According to the Mirror, whilst working as an analyst on BBC’s Match of the Day, Arsenal legend Ian Wright has suggested that the penalty technique that Bruno Fernandes uses should be banned.
Wright believes that penalties are already too ‘difficult’ for goalkeepers, adding that the fact the taker is allowed to be ‘jumping up’ in their run-up, whilst the keeper can’t move is not ‘fair’ at all.
Fernandes’ involvement in penalties was the key in Manchester United’s controversial 1-0 win against West Bromwich Albion last night, just minutes after the playmaker saw a conceded spot-kick overturned, the Portuguese attacking midfielder scored the decisive goal with a retake.
Albion stopper Sam Johnstone, a graduate of United’s academy, looked to have enjoyed a dream moment when he saved Fernandes’ first attempt, but the current set of rules in football meant that a retake was ordered as the ace was well off his line.
Here’s what Wright had to say on the matter:
“It is [difficult for goalkeepers], and then you’ve got forwards jumping up, doing this, doing that sort of stuff and the goalie can’t move his foot off.”
“They should stop people jumping and that, they should have to make a full… just run at the ball and hit it. If they can move and the goalies can’t, that’s not fair.”
Presenter Gary Lineker interjected with: “Are you going to have a law that says you can’t jump?”
Wright: “Yeah, you have to go straight through your penalty run-up, no jumping.”
The media will likely construe Wright’s comments as an attack on Fernandes, as well as Chelsea midfielder Jorginho who first popularised the hop-skip technique, but the former England international is actually pointing out that the current set of rules aren’t fair on goalkeepers.
It is harsh that these kind of stutter-step techniques are allowed to draw out movement from keepers – thereby allowing takers to slot the ball out of harm’s way – whilst stoppers aren’t allowed to move at all.

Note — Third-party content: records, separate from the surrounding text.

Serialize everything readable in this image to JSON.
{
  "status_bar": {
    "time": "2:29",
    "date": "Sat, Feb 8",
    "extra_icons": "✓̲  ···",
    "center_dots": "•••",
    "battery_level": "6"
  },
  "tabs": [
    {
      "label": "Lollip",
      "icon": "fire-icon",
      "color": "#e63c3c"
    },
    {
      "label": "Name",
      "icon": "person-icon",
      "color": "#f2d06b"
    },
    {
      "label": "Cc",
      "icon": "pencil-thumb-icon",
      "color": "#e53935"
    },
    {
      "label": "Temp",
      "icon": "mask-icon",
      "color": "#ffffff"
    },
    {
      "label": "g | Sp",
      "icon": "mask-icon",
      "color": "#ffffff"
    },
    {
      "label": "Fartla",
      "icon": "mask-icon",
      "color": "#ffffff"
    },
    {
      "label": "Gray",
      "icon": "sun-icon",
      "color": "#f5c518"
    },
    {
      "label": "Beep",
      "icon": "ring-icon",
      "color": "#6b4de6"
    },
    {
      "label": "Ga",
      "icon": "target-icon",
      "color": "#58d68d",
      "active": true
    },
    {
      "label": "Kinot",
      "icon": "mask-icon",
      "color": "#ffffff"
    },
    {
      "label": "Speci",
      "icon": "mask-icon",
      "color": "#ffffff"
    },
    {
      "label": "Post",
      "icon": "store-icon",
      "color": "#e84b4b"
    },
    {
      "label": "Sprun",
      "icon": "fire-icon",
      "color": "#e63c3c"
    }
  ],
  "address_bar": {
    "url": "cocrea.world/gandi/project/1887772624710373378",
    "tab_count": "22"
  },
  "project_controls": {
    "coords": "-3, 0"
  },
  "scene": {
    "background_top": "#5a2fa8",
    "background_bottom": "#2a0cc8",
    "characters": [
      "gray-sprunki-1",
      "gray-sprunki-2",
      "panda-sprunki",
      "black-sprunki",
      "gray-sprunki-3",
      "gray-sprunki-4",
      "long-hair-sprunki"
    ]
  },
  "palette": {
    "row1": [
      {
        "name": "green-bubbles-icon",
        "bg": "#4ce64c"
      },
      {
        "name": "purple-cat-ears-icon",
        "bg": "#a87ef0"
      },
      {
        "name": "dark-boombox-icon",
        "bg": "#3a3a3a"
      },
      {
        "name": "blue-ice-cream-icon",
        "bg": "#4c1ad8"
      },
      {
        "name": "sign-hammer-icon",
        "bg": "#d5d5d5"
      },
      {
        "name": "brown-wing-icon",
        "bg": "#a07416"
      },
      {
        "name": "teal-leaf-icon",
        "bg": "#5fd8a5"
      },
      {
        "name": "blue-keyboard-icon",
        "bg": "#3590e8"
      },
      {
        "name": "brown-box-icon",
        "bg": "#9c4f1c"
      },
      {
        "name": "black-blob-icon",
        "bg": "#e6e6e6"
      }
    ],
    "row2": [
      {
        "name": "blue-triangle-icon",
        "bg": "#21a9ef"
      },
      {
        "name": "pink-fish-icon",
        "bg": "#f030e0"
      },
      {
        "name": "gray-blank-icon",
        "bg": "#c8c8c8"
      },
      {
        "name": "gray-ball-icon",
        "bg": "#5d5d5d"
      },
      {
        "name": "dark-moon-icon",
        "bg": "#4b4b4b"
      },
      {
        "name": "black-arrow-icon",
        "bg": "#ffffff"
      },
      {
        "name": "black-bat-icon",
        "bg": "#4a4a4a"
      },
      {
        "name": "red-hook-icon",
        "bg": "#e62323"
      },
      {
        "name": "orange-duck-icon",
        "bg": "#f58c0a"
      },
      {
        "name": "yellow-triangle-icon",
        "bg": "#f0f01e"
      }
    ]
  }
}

Hopefully, as this was a high-profile incident including one of the world’s biggest clubs, the outrage after the fact will encourage the powers at be to level the playing field with a better set of rules.